Finding Ways to Feel Normal Again

Lia is appreciative of the free services because she rarely splurges on massages and facials. With her typical sense of blunt humor, she says they’re a nice way to feel normal again. “I’m a woman who had her breast cut off, I’m starting to go bald, I’ve got patches of hair, my eyebrows are falling out, my face is starting to look different … it’s just nice to go somewhere and feel like a woman again — to have that sense of femininity back, even if just for a little bit.”

Lia is finished with chemo but still needs reconstructive surgery, slated for January, and five to 10 years of endocrine therapy. Her type of cancer has a high rate of recurrence. “I’ve learned that tomorrow isn’t a given,” she says quietly.

René is grateful to the compassionate donors who support the complementary services and says they help cancer patients in so many ways. “You give them pride in how they look, how they feel, how they relax. You help people look outside the cancer ‘box’ by listening to music or creating art or getting a massage. The fact that somebody from outside is contributing to their well-being really makes patients feel special,” she says, adding that some patients cry when they learn the services are free. “They’re so touched and so appreciative. Your help makes them feel special.”

How Can You Help
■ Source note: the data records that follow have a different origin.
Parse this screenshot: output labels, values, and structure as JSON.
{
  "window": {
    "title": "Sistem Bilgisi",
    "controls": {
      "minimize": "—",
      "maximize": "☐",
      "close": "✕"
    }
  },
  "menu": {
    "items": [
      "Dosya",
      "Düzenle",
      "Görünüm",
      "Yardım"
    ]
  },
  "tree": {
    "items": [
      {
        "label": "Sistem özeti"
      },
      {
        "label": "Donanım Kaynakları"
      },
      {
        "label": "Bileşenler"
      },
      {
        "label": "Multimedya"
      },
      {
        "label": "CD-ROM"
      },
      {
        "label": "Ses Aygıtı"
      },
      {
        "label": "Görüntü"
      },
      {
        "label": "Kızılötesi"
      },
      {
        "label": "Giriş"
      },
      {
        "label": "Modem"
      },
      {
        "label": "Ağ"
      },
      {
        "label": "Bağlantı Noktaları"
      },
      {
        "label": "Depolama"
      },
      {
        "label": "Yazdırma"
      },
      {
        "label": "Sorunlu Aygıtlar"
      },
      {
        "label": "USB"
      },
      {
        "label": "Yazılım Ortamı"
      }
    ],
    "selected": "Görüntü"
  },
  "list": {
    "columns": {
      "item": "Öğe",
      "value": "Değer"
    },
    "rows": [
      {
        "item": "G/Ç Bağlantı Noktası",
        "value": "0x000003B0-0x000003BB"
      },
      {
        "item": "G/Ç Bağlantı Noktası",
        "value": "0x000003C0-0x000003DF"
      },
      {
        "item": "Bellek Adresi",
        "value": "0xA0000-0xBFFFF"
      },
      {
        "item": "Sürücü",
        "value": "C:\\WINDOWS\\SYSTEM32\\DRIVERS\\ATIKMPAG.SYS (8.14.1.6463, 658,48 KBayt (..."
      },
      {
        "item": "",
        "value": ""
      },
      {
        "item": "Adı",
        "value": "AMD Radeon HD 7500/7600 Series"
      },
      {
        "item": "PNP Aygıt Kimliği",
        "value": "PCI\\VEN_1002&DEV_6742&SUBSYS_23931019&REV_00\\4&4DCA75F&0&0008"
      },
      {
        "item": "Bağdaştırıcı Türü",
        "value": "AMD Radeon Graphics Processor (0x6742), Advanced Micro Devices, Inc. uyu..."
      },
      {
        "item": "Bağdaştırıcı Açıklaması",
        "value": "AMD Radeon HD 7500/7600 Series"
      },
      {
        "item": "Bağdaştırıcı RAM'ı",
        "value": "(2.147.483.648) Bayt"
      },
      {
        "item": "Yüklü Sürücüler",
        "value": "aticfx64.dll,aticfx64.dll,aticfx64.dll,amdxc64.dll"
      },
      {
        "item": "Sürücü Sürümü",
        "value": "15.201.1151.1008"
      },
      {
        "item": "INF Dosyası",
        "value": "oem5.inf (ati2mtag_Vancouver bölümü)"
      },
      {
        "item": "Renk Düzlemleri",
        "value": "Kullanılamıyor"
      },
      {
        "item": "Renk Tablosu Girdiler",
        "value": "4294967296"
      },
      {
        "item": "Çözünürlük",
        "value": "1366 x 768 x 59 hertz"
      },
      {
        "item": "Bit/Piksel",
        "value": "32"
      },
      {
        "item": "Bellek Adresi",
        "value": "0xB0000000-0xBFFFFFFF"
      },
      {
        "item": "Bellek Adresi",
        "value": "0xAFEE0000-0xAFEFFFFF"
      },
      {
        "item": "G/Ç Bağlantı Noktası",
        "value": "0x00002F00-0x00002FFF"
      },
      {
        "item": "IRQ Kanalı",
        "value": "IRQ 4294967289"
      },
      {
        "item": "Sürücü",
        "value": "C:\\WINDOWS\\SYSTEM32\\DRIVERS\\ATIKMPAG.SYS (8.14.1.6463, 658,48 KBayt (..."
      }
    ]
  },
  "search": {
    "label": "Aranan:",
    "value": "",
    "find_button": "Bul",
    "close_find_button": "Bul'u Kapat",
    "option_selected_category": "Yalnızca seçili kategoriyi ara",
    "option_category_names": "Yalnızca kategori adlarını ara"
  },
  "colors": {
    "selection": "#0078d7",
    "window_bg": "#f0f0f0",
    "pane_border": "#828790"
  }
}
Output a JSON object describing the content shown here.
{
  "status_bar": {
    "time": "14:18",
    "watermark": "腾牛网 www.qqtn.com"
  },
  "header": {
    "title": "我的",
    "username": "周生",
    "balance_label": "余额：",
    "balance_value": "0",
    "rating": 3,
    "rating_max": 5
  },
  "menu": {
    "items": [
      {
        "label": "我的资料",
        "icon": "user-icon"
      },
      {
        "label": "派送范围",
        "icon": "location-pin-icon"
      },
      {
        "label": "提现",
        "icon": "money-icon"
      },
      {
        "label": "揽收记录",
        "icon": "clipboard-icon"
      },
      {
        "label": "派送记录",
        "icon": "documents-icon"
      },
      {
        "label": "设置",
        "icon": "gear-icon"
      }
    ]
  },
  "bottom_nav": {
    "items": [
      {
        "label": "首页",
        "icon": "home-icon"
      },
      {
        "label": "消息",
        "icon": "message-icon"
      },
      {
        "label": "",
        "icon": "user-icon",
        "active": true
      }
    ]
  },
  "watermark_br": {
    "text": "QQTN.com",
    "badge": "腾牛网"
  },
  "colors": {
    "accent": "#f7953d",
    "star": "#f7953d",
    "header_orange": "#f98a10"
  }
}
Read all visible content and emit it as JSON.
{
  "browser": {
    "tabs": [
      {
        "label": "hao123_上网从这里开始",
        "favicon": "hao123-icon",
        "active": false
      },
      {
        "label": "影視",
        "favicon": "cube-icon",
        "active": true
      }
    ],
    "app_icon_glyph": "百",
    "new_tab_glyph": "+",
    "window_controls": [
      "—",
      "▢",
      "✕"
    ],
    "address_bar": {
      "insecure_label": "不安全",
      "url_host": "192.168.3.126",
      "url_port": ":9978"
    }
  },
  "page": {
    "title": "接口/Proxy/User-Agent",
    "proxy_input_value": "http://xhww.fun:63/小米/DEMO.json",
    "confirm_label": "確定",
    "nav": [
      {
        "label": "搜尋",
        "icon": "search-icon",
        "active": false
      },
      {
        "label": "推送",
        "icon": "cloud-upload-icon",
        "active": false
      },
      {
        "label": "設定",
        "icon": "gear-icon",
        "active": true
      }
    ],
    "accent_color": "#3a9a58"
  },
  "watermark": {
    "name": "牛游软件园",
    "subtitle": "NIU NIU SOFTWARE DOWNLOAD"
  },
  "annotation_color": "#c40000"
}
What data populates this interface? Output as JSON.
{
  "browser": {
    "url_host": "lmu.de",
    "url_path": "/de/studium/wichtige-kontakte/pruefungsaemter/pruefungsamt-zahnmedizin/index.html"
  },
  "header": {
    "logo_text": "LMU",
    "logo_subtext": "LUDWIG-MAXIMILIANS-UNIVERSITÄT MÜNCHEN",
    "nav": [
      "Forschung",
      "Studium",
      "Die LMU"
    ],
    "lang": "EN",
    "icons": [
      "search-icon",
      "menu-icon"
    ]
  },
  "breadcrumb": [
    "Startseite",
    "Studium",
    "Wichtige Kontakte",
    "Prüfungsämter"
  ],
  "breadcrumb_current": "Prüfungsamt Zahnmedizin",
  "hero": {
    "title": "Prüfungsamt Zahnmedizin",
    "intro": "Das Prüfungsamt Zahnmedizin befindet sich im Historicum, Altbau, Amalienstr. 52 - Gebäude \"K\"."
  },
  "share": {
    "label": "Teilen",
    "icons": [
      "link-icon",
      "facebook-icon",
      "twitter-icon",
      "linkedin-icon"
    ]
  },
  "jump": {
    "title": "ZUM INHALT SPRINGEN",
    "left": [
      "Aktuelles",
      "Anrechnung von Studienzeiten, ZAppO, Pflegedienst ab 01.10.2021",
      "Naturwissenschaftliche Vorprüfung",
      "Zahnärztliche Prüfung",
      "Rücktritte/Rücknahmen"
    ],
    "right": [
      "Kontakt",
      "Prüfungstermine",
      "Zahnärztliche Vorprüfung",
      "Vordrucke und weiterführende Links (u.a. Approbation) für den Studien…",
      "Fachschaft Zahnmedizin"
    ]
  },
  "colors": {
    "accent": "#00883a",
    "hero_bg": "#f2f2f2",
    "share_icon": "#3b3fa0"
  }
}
Cleveland Clinic’s Patient Support Services are made possible through the generous contributions from donors like you. Your gift has an impact on the lives of cancer patients in so many ways.